Defamation suits en vogue

Defamation suits seem to be the trend nowadays in sports world. Another BALCO-related suit was by that of Roger Clemens against his former trainer Brian McNamee. Clemens and McNamee were two of the most prominent names involved in the BALCO Affair.

In January this year, Clemens filed a defamation complaint against McNamee before the latter was to testify on Clemen’s use of steroids and human growth hormone.

Other athletes outside of the BALCO Affair have also sued for defamation related to doping allegations in recent years. These include cyclists Kayle Leogrande and Lance Armstrong.
Seven-time Tour de France champ Armstrong has been embroiled in numerous defamation suits stemming from doping allegations. He’s been against Britain’s Sunday Times in 2004 when the newspaper reprinted allegations mentioned in the book L. A. Confidentiel – Les secrets de Lance Armstrong.

The book contains the allegations of Armstrong’s former masseuse Emma O’ Reilly who claimed that she had disposed of syringes and disguised needle marks on his arms. Another source of the book was Steve Swart, a teammate of Armstrong during his Motorola days, who alleged that he and Armstrong as well other riders began using steroids in 1995.
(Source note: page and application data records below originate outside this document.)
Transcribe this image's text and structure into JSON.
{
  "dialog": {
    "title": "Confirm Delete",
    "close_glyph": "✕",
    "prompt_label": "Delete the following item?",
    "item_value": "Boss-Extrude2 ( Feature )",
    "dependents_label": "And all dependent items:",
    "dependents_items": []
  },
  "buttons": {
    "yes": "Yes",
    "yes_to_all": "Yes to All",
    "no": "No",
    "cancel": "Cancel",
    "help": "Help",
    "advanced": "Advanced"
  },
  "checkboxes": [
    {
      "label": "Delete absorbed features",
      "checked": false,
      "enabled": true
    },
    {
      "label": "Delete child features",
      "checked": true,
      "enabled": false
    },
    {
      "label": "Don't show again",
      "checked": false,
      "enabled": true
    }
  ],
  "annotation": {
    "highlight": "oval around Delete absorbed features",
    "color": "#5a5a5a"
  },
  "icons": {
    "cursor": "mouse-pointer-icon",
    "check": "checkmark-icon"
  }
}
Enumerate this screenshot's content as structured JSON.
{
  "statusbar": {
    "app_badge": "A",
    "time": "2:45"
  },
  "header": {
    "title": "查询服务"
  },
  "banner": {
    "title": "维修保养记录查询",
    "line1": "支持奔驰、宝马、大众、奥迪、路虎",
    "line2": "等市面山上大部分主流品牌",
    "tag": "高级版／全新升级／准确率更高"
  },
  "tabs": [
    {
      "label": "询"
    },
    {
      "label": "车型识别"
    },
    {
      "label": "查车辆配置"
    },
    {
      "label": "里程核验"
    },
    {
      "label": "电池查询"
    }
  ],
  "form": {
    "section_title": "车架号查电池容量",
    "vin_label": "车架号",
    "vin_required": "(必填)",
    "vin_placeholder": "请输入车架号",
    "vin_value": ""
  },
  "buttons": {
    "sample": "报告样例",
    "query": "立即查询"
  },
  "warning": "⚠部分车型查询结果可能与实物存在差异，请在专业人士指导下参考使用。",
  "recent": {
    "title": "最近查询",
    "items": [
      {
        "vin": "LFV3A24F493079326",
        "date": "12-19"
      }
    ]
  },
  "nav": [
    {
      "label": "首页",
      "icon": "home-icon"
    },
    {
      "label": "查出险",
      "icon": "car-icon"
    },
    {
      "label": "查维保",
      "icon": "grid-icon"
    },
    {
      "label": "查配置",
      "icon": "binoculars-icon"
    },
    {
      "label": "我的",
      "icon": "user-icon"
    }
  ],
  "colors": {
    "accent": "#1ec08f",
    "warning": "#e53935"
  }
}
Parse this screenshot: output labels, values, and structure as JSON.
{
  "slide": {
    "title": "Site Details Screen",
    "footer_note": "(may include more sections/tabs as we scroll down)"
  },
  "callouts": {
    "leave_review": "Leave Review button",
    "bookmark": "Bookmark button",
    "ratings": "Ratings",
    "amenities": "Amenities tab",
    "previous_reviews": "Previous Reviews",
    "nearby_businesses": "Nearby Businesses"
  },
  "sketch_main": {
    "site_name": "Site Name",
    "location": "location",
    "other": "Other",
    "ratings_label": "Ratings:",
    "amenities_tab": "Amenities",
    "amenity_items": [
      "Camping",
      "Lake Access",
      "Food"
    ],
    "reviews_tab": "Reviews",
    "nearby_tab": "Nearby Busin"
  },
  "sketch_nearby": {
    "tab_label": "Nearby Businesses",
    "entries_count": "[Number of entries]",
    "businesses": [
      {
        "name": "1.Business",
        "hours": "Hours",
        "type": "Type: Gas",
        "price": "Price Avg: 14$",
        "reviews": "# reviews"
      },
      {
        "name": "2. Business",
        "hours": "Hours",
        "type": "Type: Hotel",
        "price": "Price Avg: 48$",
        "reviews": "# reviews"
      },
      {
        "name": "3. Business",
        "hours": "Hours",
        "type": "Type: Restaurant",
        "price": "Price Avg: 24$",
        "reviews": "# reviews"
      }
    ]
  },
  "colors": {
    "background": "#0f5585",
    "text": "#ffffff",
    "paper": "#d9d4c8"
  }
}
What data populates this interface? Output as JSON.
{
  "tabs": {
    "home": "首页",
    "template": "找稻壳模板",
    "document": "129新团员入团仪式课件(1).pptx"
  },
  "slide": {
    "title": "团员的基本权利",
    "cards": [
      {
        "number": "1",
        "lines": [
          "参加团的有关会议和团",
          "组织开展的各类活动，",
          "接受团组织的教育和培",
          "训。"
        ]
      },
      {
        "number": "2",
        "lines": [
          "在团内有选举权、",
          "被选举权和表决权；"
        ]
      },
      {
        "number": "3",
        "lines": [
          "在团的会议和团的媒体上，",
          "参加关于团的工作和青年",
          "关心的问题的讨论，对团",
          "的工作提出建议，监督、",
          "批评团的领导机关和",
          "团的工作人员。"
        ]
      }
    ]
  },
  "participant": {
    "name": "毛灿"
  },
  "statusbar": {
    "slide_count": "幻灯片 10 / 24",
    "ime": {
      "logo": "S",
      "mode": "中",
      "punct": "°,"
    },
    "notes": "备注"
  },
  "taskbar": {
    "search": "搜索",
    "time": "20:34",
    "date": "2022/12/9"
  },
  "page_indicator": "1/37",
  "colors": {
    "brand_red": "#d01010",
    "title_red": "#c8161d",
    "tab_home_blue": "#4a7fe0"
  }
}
Kayle Leogrande, likewise, recently served a defamation case against Suzanne Sonye, a former staff member of Leogrande’s Rock Racing team. Leogrande also filed similar complaint against fellow professional cyclist Matt DeCanio.

The defamation suit resulted from a phone conversation between Sonye and Decanio, in which the former had mentioned that Leogrande was a doper. DeCanio, an anti-doping activist, recorded the conversation and posted it on his website. Leogrande apparently got a temper as colorful as his tattoos and took offense and sue Sonye and DeCanio.